Calculation and components of CFAT
CFAT is calculated by adding non-cash expenses such as depreciation and amortization back to the net income. This provides a more realistic representation of the cash generated by a company’s operational activities. The components involved in CFAT calculations include:
- Net income: The initial figure representing a company’s profits.
- Depreciation: Reflects the decrease in the value of assets over time, but it’s a non-cash expense.
- Amortization and other non-cash charges: Expenses that don’t involve actual cash outflow.
The formula for CFAT is straightforward:
CFAT = Net Income + Depreciation + Amortization + Other Non-Cash Charges
It’s important to note that depreciation, despite being recorded as an expense, is added back in CFAT calculations because it doesn’t involve cash outflow.
Significance of CFAT for investors
Investors and financial analysts use CFAT to evaluate a company’s financial viability for potential investments. By examining CFAT, they can assess the company’s capability to meet financial obligations, invest in fixed assets, and potentially distribute dividends or cash. A higher CFAT generally indicates a company’s better potential to make distributions. However, it’s essential to recognize that a positive CFAT doesn’t guarantee overall financial stability for such disbursements.
Moreover, CFAT serves as a valuable tool for evaluating a company’s financial health and performance over time, especially when compared against competitors in the same industry. It’s important to consider that different industries have varying levels of capital intensity and, consequently, different levels of depreciation. While CFAT offers insights into a company’s ability to generate positive cash flows after accounting for income taxes, it doesn’t encompass the cash needed for acquiring fixed assets.
Additional considerations in CFAT calculation
Aside from the basic components, some specific considerations are essential in understanding and calculating CFAT:
Different tax rates and regulations significantly impact CFAT. Lower tax rates mean a higher CFAT, as the company retains more of its income after taxes.
Considering different non-cash charges is crucial. While depreciation and amortization are commonly added back to calculate CFAT, understanding other non-cash charges is essential for a more accurate representation of operational cash flow.
Here is a list of the benefits and drawbacks to consider.
- Assesses a company’s operational cash flow accurately
- Helps in comparing a company’s performance within its industry
- Indicates the potential for making cash distributions
- Doesn’t consider cash spent on acquiring fixed assets
- Positive CFAT doesn’t guarantee financial health for cash distributions
Frequently asked questions
Why is CFAT important for investors?
CFAT is crucial for investors as it gauges a company’s ability to meet financial obligations, make necessary investments, and potentially distribute dividends. It aids in evaluating a company’s financial health and performance against industry competitors.

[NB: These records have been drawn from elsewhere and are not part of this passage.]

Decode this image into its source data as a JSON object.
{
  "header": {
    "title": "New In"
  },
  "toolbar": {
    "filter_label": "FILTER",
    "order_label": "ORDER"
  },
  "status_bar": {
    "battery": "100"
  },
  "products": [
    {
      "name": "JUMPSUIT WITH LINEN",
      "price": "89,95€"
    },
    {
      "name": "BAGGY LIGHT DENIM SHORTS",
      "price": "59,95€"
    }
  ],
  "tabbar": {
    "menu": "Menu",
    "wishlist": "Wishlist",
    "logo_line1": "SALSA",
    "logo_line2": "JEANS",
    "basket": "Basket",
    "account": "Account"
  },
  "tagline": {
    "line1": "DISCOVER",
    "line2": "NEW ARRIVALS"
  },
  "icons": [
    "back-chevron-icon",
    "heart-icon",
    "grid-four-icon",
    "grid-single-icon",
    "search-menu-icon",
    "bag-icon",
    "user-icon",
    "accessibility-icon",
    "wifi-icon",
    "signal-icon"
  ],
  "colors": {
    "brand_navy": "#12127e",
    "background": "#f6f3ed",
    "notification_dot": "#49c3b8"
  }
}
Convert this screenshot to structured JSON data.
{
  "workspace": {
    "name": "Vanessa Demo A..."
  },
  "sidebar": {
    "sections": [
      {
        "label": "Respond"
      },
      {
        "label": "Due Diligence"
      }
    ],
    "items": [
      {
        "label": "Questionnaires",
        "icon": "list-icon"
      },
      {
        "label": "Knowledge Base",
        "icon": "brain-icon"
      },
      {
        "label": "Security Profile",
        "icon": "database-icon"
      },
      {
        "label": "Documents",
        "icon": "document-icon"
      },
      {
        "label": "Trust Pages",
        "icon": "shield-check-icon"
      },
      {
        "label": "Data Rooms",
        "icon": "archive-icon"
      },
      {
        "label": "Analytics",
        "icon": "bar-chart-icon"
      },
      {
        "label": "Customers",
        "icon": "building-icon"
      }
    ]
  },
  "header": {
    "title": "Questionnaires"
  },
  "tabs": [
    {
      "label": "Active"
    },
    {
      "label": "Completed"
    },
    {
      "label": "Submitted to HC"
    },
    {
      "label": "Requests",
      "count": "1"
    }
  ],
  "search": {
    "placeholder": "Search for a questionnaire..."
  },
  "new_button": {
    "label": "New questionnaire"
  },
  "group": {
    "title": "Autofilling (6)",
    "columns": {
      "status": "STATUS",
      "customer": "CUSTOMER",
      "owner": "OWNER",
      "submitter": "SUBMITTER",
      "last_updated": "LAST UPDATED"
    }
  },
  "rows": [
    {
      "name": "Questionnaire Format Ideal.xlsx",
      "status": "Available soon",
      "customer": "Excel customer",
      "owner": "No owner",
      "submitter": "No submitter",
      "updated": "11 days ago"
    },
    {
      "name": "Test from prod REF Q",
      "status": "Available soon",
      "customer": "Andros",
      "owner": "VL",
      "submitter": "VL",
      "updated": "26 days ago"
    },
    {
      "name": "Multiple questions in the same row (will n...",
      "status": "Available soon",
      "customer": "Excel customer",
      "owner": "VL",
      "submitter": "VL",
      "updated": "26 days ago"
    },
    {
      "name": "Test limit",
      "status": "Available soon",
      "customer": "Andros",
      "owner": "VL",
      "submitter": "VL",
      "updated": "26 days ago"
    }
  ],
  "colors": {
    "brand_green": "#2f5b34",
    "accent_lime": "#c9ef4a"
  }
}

How does CFAT impact a company’s dividend payments?
CFAT can indicate a company’s potential to pay dividends. However, a positive CFAT doesn’t necessarily guarantee that a company is in a healthy financial position to pay out dividends. It’s essential to consider other financial aspects and obligations before solely relying on CFAT for assessing dividend payments.
What are the limitations of CFAT?
CFAT primarily focuses on operational cash flow and doesn’t consider the cash required for acquiring fixed assets. This limitation can lead to an incomplete assessment of a company’s overall financial operations.
- CFAT measures a company’s operational cash flow after adjusting for non-cash charges.
- A higher CFAT indicates potential for making distributions but doesn’t assure overall financial health.
- It’s essential for investors to analyze CFAT to understand a company’s financial viability.
View Article Sources
- After Tax Cash Flow – The Pennsylvania State University
- Accounting Notes – Statement of Cash Flows – Alamo Colleges District
- After-Tax Cash Flow (ATCF) – University of Wisconsin-Madison
- Unleashing the Power of Free Cash Flow to the Firm (FCFF) – SuperMoney